--- Input records Enclosed Below ---
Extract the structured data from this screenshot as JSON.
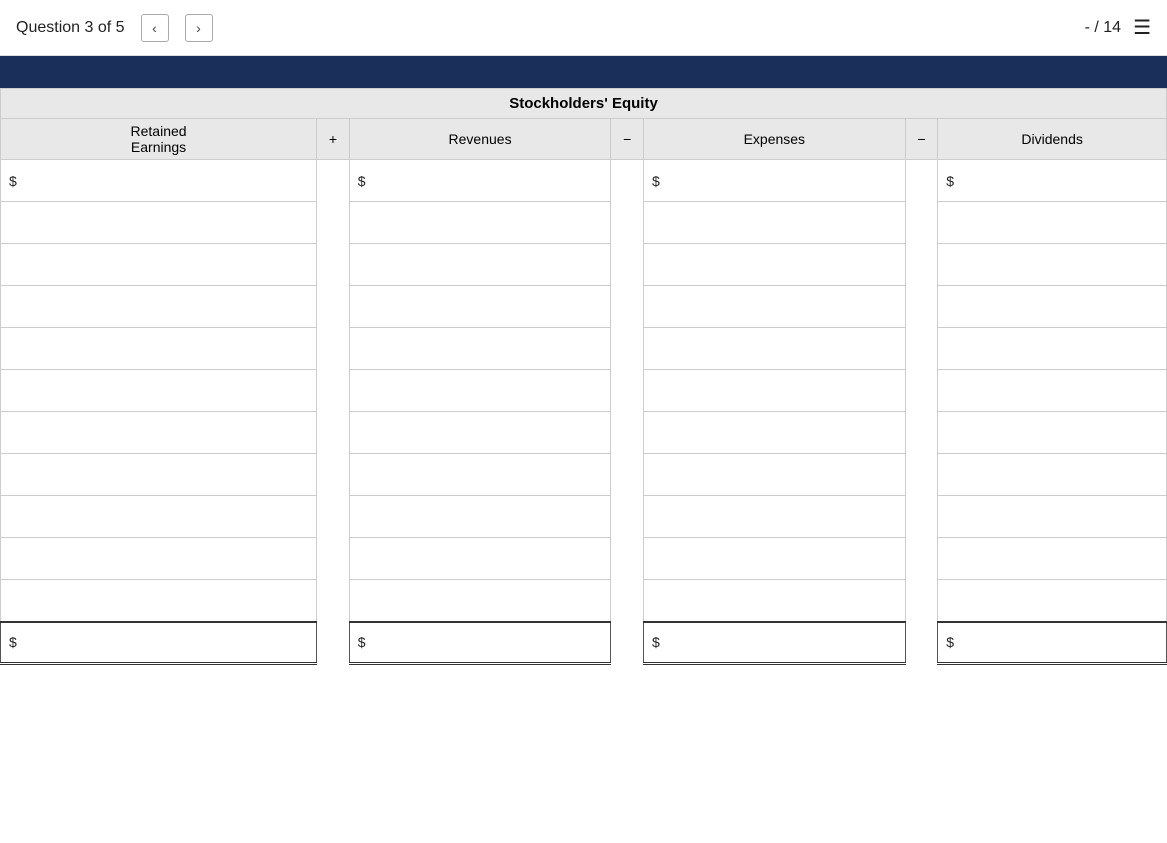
{
  "nav": {
    "question_label": "Question 3 of 5",
    "prev_label": "<",
    "next_label": ">",
    "score_label": "- / 14",
    "menu_icon": "☰"
  },
  "table": {
    "title": "Stockholders' Equity",
    "columns": [
      {
        "id": "retained",
        "label": "Retained\nEarnings",
        "operator": "",
        "has_dollar": true
      },
      {
        "id": "op1",
        "label": "+",
        "operator": true
      },
      {
        "id": "revenues",
        "label": "Revenues",
        "operator": "",
        "has_dollar": true
      },
      {
        "id": "op2",
        "label": "−",
        "operator": true
      },
      {
        "id": "expenses",
        "label": "Expenses",
        "operator": "",
        "has_dollar": true
      },
      {
        "id": "op3",
        "label": "−",
        "operator": true
      },
      {
        "id": "dividends",
        "label": "Dividends",
        "operator": "",
        "has_dollar": true
      }
    ],
    "data_rows": 11,
    "total_row": {
      "has_dollar": true
    }
  }
}
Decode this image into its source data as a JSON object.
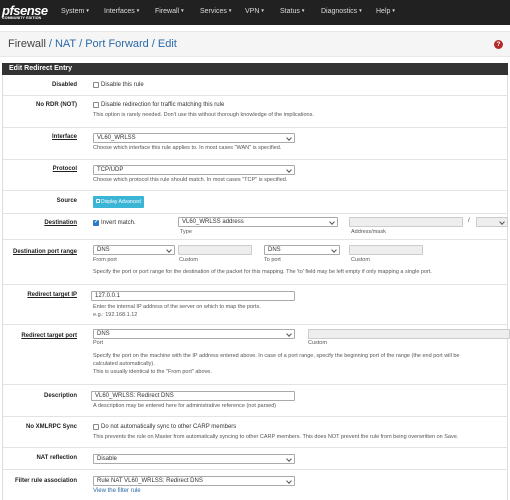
{
  "brand": {
    "logo_text": "pfsense",
    "edition": "COMMUNITY EDITION"
  },
  "nav": [
    "System",
    "Interfaces",
    "Firewall",
    "Services",
    "VPN",
    "Status",
    "Diagnostics",
    "Help"
  ],
  "breadcrumb": {
    "part1": "Firewall",
    "part2": "NAT",
    "part3": "Port Forward",
    "part4": "Edit"
  },
  "panel_title": "Edit Redirect Entry",
  "disabled": {
    "label": "Disabled",
    "checkbox_text": "Disable this rule",
    "checked": false
  },
  "no_rdr": {
    "label": "No RDR (NOT)",
    "checkbox_text": "Disable redirection for traffic matching this rule",
    "help": "This option is rarely needed. Don't use this without thorough knowledge of the implications.",
    "checked": false
  },
  "interface": {
    "label": "Interface",
    "value": "VL60_WRLSS",
    "help": "Choose which interface this rule applies to. In most cases \"WAN\" is specified."
  },
  "protocol": {
    "label": "Protocol",
    "value": "TCP/UDP",
    "help": "Choose which protocol this rule should match. In most cases \"TCP\" is specified."
  },
  "source": {
    "label": "Source",
    "button": "Display Advanced"
  },
  "destination": {
    "label": "Destination",
    "invert_text": "Invert match.",
    "invert_checked": true,
    "type_value": "VL60_WRLSS address",
    "type_caption": "Type",
    "addr_caption": "Address/mask",
    "slash": "/"
  },
  "dest_port_range": {
    "label": "Destination port range",
    "from_value": "DNS",
    "to_value": "DNS",
    "from_caption": "From port",
    "custom_caption": "Custom",
    "to_caption": "To port",
    "custom_caption2": "Custom",
    "help": "Specify the port or port range for the destination of the packet for this mapping. The 'to' field may be left empty if only mapping a single port."
  },
  "redirect_ip": {
    "label": "Redirect target IP",
    "value": "127.0.0.1",
    "help1": "Enter the internal IP address of the server on which to map the ports.",
    "help2": "e.g.: 192.168.1.12"
  },
  "redirect_port": {
    "label": "Redirect target port",
    "value": "DNS",
    "port_caption": "Port",
    "custom_caption": "Custom",
    "help1": "Specify the port on the machine with the IP address entered above. In case of a port range, specify the beginning port of the range (the end port will be",
    "help2": "calculated automatically).",
    "help3": "This is usually identical to the \"From port\" above."
  },
  "description": {
    "label": "Description",
    "value": "VL60_WRLSS: Redirect DNS",
    "help": "A description may be entered here for administrative reference (not parsed)"
  },
  "no_xmlrpc": {
    "label": "No XMLRPC Sync",
    "checkbox_text": "Do not automatically sync to other CARP members",
    "help": "This prevents the rule on Master from automatically syncing to other CARP members. This does NOT prevent the rule from being overwritten on Save.",
    "checked": false
  },
  "nat_reflection": {
    "label": "NAT reflection",
    "value": "Disable"
  },
  "filter_rule": {
    "label": "Filter rule association",
    "value": "Rule NAT VL60_WRLSS: Redirect DNS",
    "link": "View the filter rule"
  },
  "colors": {
    "navbar": "#212121",
    "panel_header": "#333333",
    "link": "#2a6aa8",
    "help_icon": "#b42a2a",
    "advanced_button": "#3ab5d5",
    "checkbox_checked": "#2979c6"
  }
}
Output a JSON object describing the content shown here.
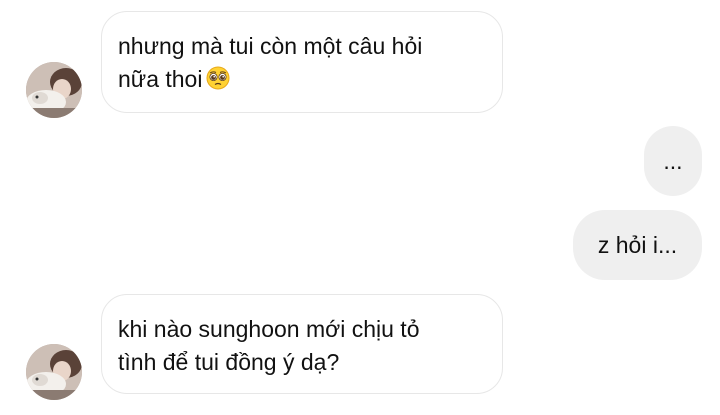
{
  "conversation": {
    "messages": [
      {
        "direction": "incoming",
        "line1": "nhưng mà tui còn một câu hỏi",
        "line2": "nữa thoi",
        "emoji": "pleading-face-icon"
      },
      {
        "direction": "outgoing",
        "text": "..."
      },
      {
        "direction": "outgoing",
        "text": "z hỏi i..."
      },
      {
        "direction": "incoming",
        "line1": "khi nào sunghoon mới chịu tỏ",
        "line2": "tình để tui đồng ý dạ?"
      }
    ]
  },
  "colors": {
    "incoming_bubble_bg": "#ffffff",
    "incoming_bubble_border": "#e7e7e7",
    "outgoing_bubble_bg": "#efefef",
    "text": "#111111"
  }
}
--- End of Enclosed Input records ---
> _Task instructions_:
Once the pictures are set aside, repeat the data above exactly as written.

> _Reply to the exercise_:
Extract the structured data from this screenshot as JSON.
{
  "nav": {
    "question_label": "Question 3 of 5",
    "prev_label": "<",
    "next_label": ">",
    "score_label": "- / 14",
    "menu_icon": "☰"
  },
  "table": {
    "title": "Stockholders' Equity",
    "columns": [
      {
        "id": "retained",
        "label": "Retained\nEarnings",
        "operator": "",
        "has_dollar": true
      },
      {
        "id": "op1",
        "label": "+",
        "operator": true
      },
      {
        "id": "revenues",
        "label": "Revenues",
        "operator": "",
        "has_dollar": true
      },
      {
        "id": "op2",
        "label": "−",
        "operator": true
      },
      {
        "id": "expenses",
        "label": "Expenses",
        "operator": "",
        "has_dollar": true
      },
      {
        "id": "op3",
        "label": "−",
        "operator": true
      },
      {
        "id": "dividends",
        "label": "Dividends",
        "operator": "",
        "has_dollar": true
      }
    ],
    "data_rows": 11,
    "total_row": {
      "has_dollar": true
    }
  }
}
Decode this image into its source data as a JSON object.
{
  "brand": {
    "logo_text": "pfsense",
    "edition": "COMMUNITY EDITION"
  },
  "nav": [
    "System",
    "Interfaces",
    "Firewall",
    "Services",
    "VPN",
    "Status",
    "Diagnostics",
    "Help"
  ],
  "breadcrumb": {
    "part1": "Firewall",
    "part2": "NAT",
    "part3": "Port Forward",
    "part4": "Edit"
  },
  "panel_title": "Edit Redirect Entry",
  "disabled": {
    "label": "Disabled",
    "checkbox_text": "Disable this rule",
    "checked": false
  },
  "no_rdr": {
    "label": "No RDR (NOT)",
    "checkbox_text": "Disable redirection for traffic matching this rule",
    "help": "This option is rarely needed. Don't use this without thorough knowledge of the implications.",
    "checked": false
  },
  "interface": {
    "label": "Interface",
    "value": "VL60_WRLSS",
    "help": "Choose which interface this rule applies to. In most cases \"WAN\" is specified."
  },
  "protocol": {
    "label": "Protocol",
    "value": "TCP/UDP",
    "help": "Choose which protocol this rule should match. In most cases \"TCP\" is specified."
  },
  "source": {
    "label": "Source",
    "button": "Display Advanced"
  },
  "destination": {
    "label": "Destination",
    "invert_text": "Invert match.",
    "invert_checked": true,
    "type_value": "VL60_WRLSS address",
    "type_caption": "Type",
    "addr_caption": "Address/mask",
    "slash": "/"
  },
  "dest_port_range": {
    "label": "Destination port range",
    "from_value": "DNS",
    "to_value": "DNS",
    "from_caption": "From port",
    "custom_caption": "Custom",
    "to_caption": "To port",
    "custom_caption2": "Custom",
    "help": "Specify the port or port range for the destination of the packet for this mapping. The 'to' field may be left empty if only mapping a single port."
  },
  "redirect_ip": {
    "label": "Redirect target IP",
    "value": "127.0.0.1",
    "help1": "Enter the internal IP address of the server on which to map the ports.",
    "help2": "e.g.: 192.168.1.12"
  },
  "redirect_port": {
    "label": "Redirect target port",
    "value": "DNS",
    "port_caption": "Port",
    "custom_caption": "Custom",
    "help1": "Specify the port on the machine with the IP address entered above. In case of a port range, specify the beginning port of the range (the end port will be",
    "help2": "calculated automatically).",
    "help3": "This is usually identical to the \"From port\" above."
  },
  "description": {
    "label": "Description",
    "value": "VL60_WRLSS: Redirect DNS",
    "help": "A description may be entered here for administrative reference (not parsed)"
  },
  "no_xmlrpc": {
    "label": "No XMLRPC Sync",
    "checkbox_text": "Do not automatically sync to other CARP members",
    "help": "This prevents the rule on Master from automatically syncing to other CARP members. This does NOT prevent the rule from being overwritten on Save.",
    "checked": false
  },
  "nat_reflection": {
    "label": "NAT reflection",
    "value": "Disable"
  },
  "filter_rule": {
    "label": "Filter rule association",
    "value": "Rule NAT VL60_WRLSS: Redirect DNS",
    "link": "View the filter rule"
  },
  "colors": {
    "navbar": "#212121",
    "panel_header": "#333333",
    "link": "#2a6aa8",
    "help_icon": "#b42a2a",
    "advanced_button": "#3ab5d5",
    "checkbox_checked": "#2979c6"
  }
}
Output a JSON object describing the content shown here.
{
  "conversation": {
    "messages": [
      {
        "direction": "incoming",
        "line1": "nhưng mà tui còn một câu hỏi",
        "line2": "nữa thoi",
        "emoji": "pleading-face-icon"
      },
      {
        "direction": "outgoing",
        "text": "..."
      },
      {
        "direction": "outgoing",
        "text": "z hỏi i..."
      },
      {
        "direction": "incoming",
        "line1": "khi nào sunghoon mới chịu tỏ",
        "line2": "tình để tui đồng ý dạ?"
      }
    ]
  },
  "colors": {
    "incoming_bubble_bg": "#ffffff",
    "incoming_bubble_border": "#e7e7e7",
    "outgoing_bubble_bg": "#efefef",
    "text": "#111111"
  }
}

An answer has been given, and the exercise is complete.